U.S. Classification607/116
International ClassificationA61N1/05
Cooperative ClassificationA61N1/0563, A61N1/05
European ClassificationA61N1/05
Legal Events
DateCodeEventDescription
Feb 28, 2012CCCertificate of correction
Dec 1, 2008ASAssignment
Owner name: MEDTRONIC, INC., MINNESOTA
Free format text: ASSIGNMENT OF ASSIGNORS INTEREST;ASSIGNORS:BOSER, GREGORY A.;SEIFERT, KEVIN R.;REEL/FRAME:021906/0813;SIGNING DATES FROM 20081117 TO 20081126
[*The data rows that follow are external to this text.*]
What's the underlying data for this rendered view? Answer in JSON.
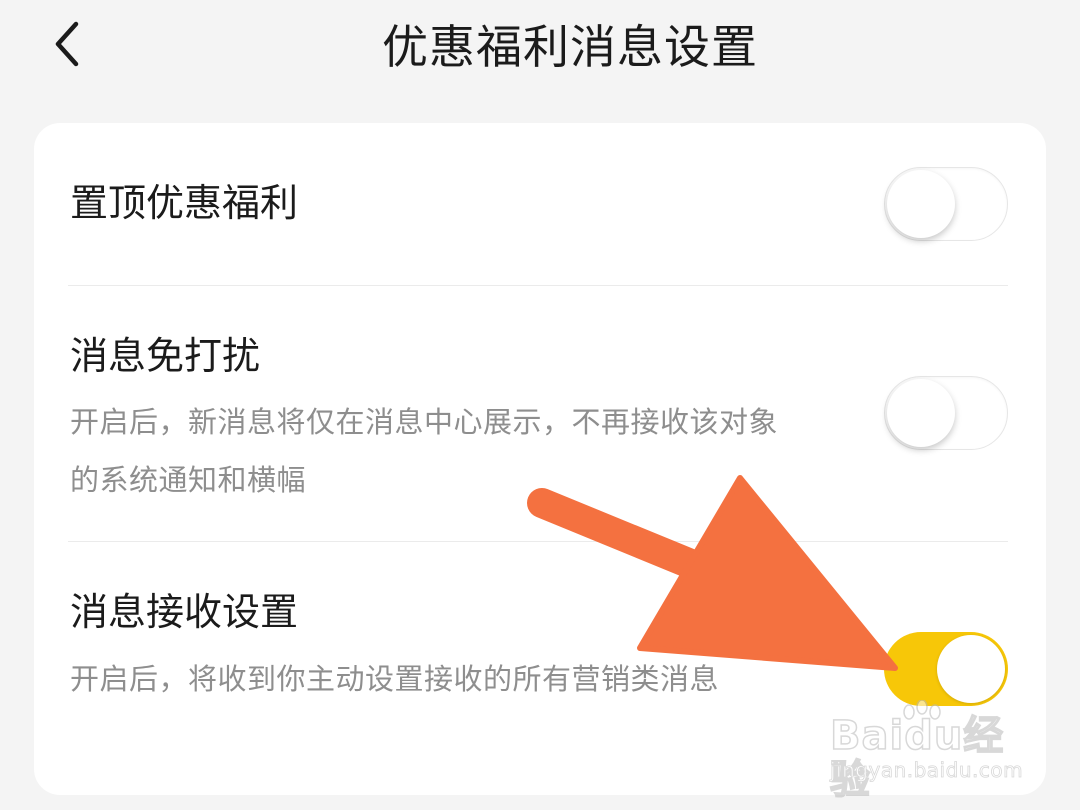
{
  "header": {
    "title": "优惠福利消息设置",
    "back_icon": "chevron-left-icon"
  },
  "settings": [
    {
      "title": "置顶优惠福利",
      "description": "",
      "enabled": false
    },
    {
      "title": "消息免打扰",
      "description": "开启后，新消息将仅在消息中心展示，不再接收该对象的系统通知和横幅",
      "enabled": false
    },
    {
      "title": "消息接收设置",
      "description": "开启后，将收到你主动设置接收的所有营销类消息",
      "enabled": true
    }
  ],
  "colors": {
    "toggle_on": "#f7c708",
    "arrow": "#f47140",
    "background": "#f4f4f4"
  },
  "watermark": {
    "brand": "Baidu经验",
    "url": "jingyan.baidu.com"
  }
}
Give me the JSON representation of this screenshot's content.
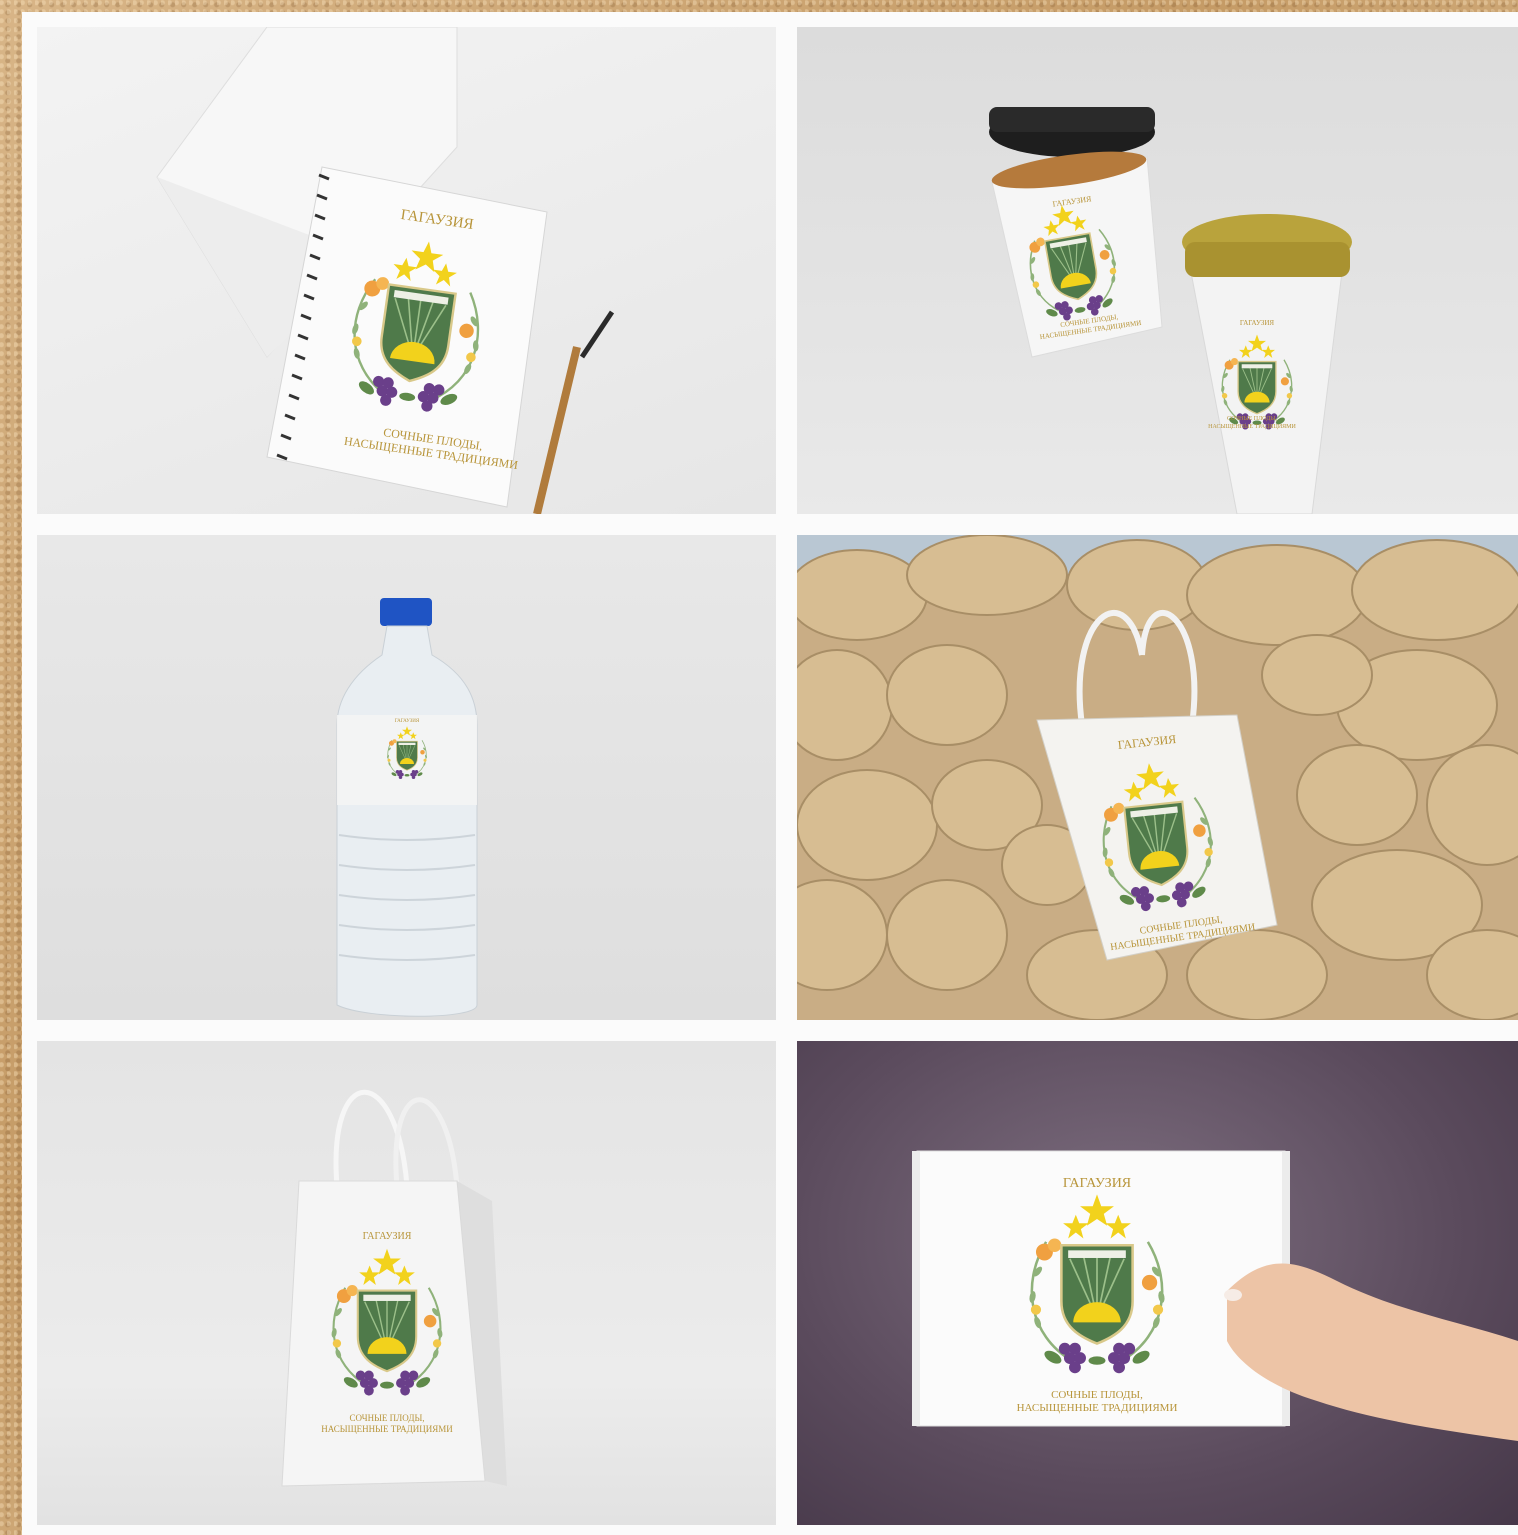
{
  "brand": {
    "region_name": "ГАГАУЗИЯ",
    "slogan_line1": "СОЧНЫЕ ПЛОДЫ,",
    "slogan_line2": "НАСЫЩЕННЫЕ ТРАДИЦИЯМИ"
  },
  "panels": [
    {
      "item": "notebook"
    },
    {
      "item": "coffee-cups"
    },
    {
      "item": "water-bottle"
    },
    {
      "item": "tote-bag"
    },
    {
      "item": "paper-bag"
    },
    {
      "item": "gift-box"
    }
  ],
  "colors": {
    "gold": "#b8953a",
    "star": "#f2d21c",
    "shield_green": "#4f7a4a",
    "grape": "#6a3f8a",
    "peach": "#f0a040",
    "leaf": "#7fa66a"
  }
}
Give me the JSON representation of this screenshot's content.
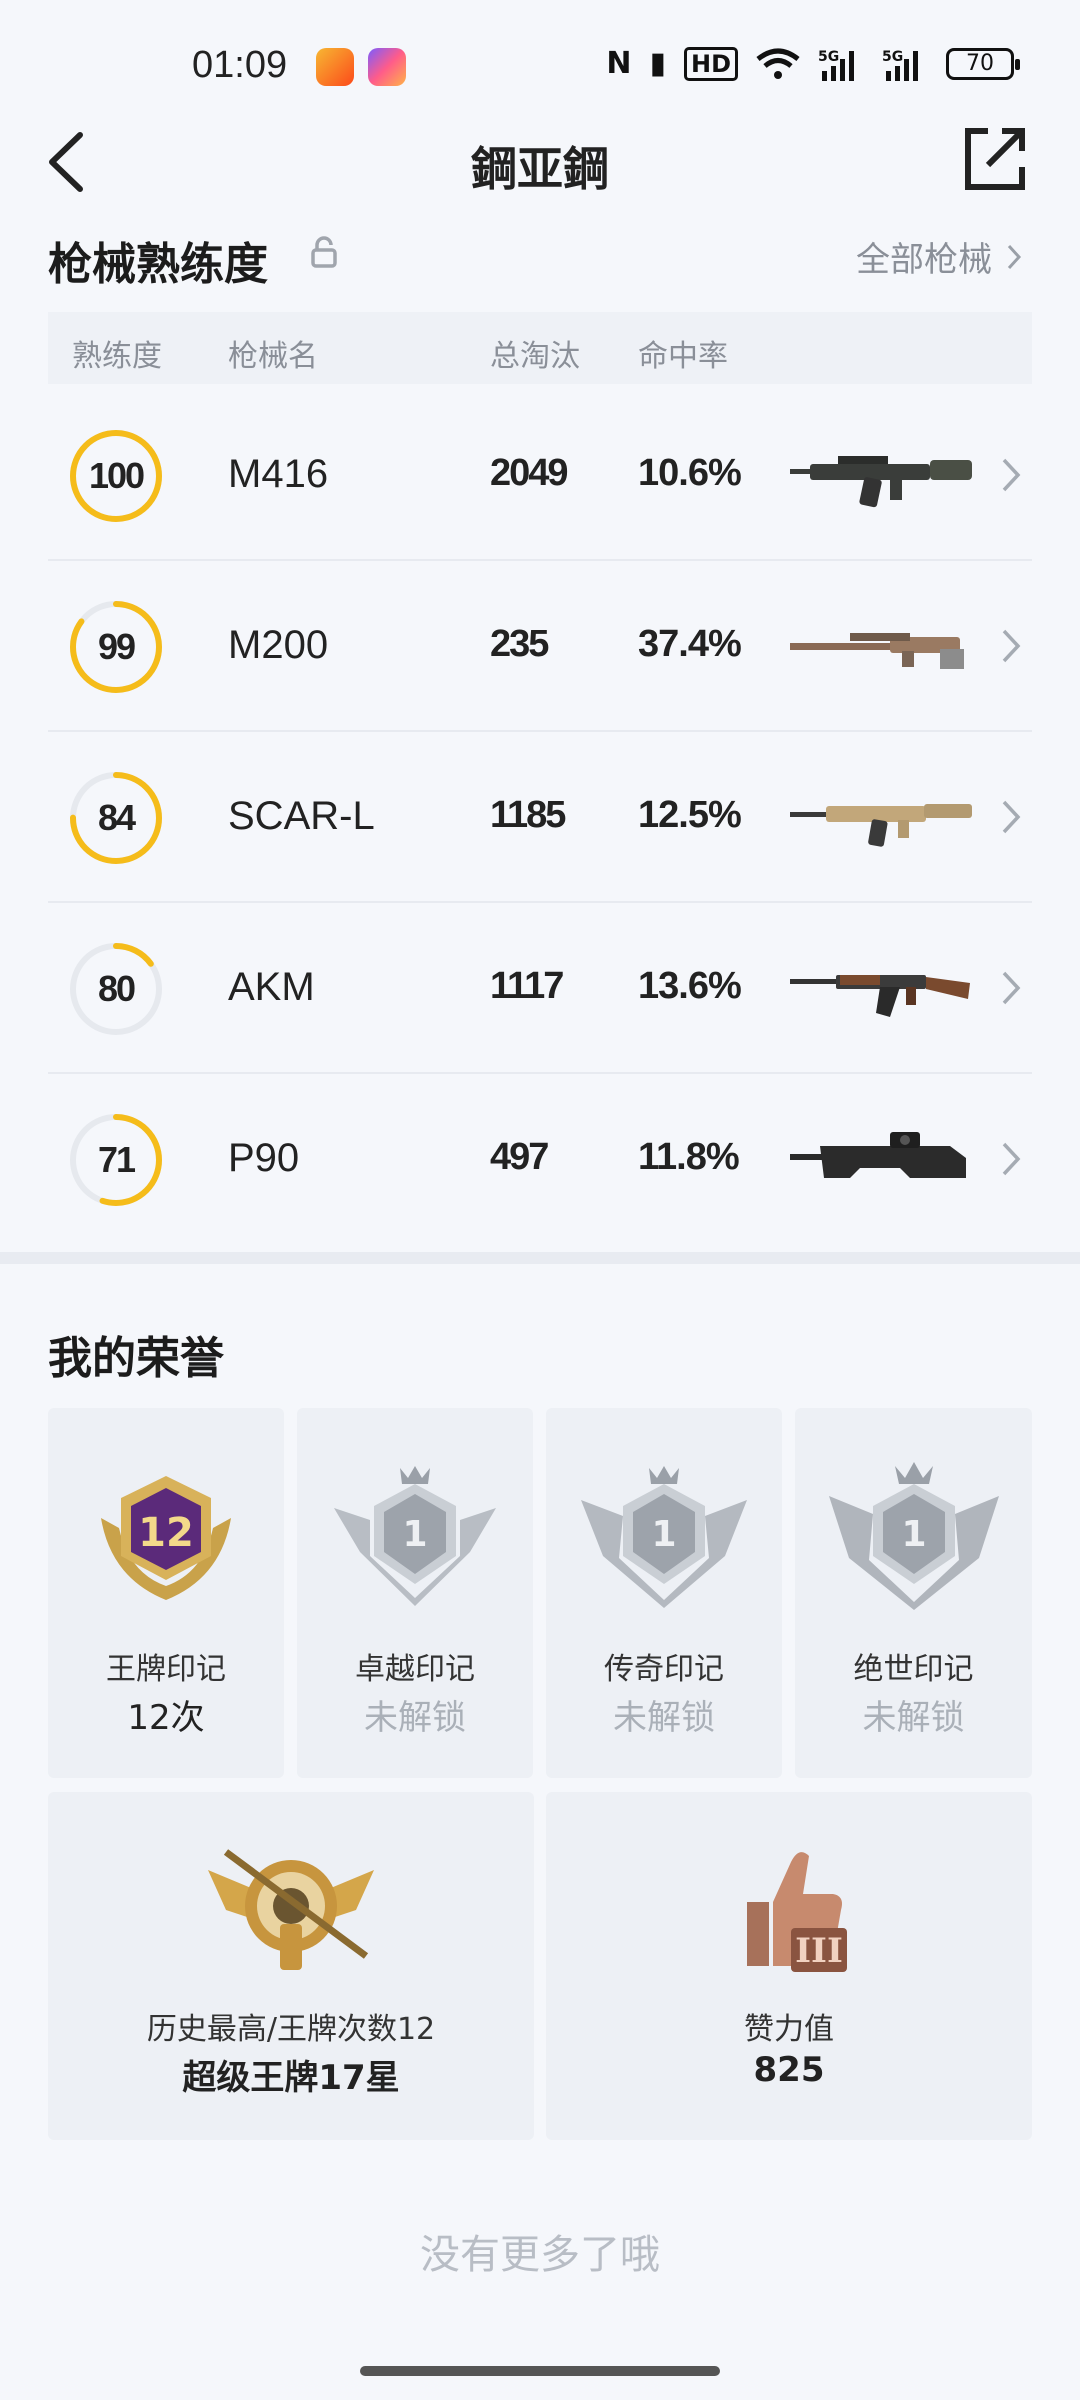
{
  "status_bar": {
    "time": "01:09",
    "indicators": [
      "nfc-icon",
      "vibrate-icon",
      "hd-icon",
      "wifi-icon",
      "5g-signal-icon",
      "5g-signal-icon"
    ],
    "battery": "70"
  },
  "header": {
    "title": "鋼亚鋼"
  },
  "weapon_section": {
    "title": "枪械熟练度",
    "all_link": "全部枪械",
    "columns": {
      "proficiency": "熟练度",
      "name": "枪械名",
      "kills": "总淘汰",
      "accuracy": "命中率"
    },
    "ring_color": "#f5bc1a",
    "rows": [
      {
        "level": "100",
        "progress": 1.0,
        "name": "M416",
        "kills": "2049",
        "accuracy": "10.6%"
      },
      {
        "level": "99",
        "progress": 0.85,
        "name": "M200",
        "kills": "235",
        "accuracy": "37.4%"
      },
      {
        "level": "84",
        "progress": 0.75,
        "name": "SCAR-L",
        "kills": "1185",
        "accuracy": "12.5%"
      },
      {
        "level": "80",
        "progress": 0.15,
        "name": "AKM",
        "kills": "1117",
        "accuracy": "13.6%"
      },
      {
        "level": "71",
        "progress": 0.55,
        "name": "P90",
        "kills": "497",
        "accuracy": "11.8%"
      }
    ]
  },
  "honor_section": {
    "title": "我的荣誉",
    "badges": [
      {
        "label": "王牌印记",
        "value": "12次",
        "badge_number": "12",
        "locked": false
      },
      {
        "label": "卓越印记",
        "value": "未解锁",
        "badge_number": "1",
        "locked": true
      },
      {
        "label": "传奇印记",
        "value": "未解锁",
        "badge_number": "1",
        "locked": true
      },
      {
        "label": "绝世印记",
        "value": "未解锁",
        "badge_number": "1",
        "locked": true
      }
    ],
    "stats": [
      {
        "label": "历史最高/王牌次数12",
        "value": "超级王牌17星"
      },
      {
        "label": "赞力值",
        "value": "825"
      }
    ]
  },
  "footer": {
    "no_more": "没有更多了哦"
  }
}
Free format text: ASSIGNMENT OF ASSIGNORS INTEREST;ASSIGNORS:BOSER, GREGORY A.;SEIFERT, KEVIN R.;SIGNING DATES FROM 20081117 TO 20081126;REEL/FRAME:021906/0813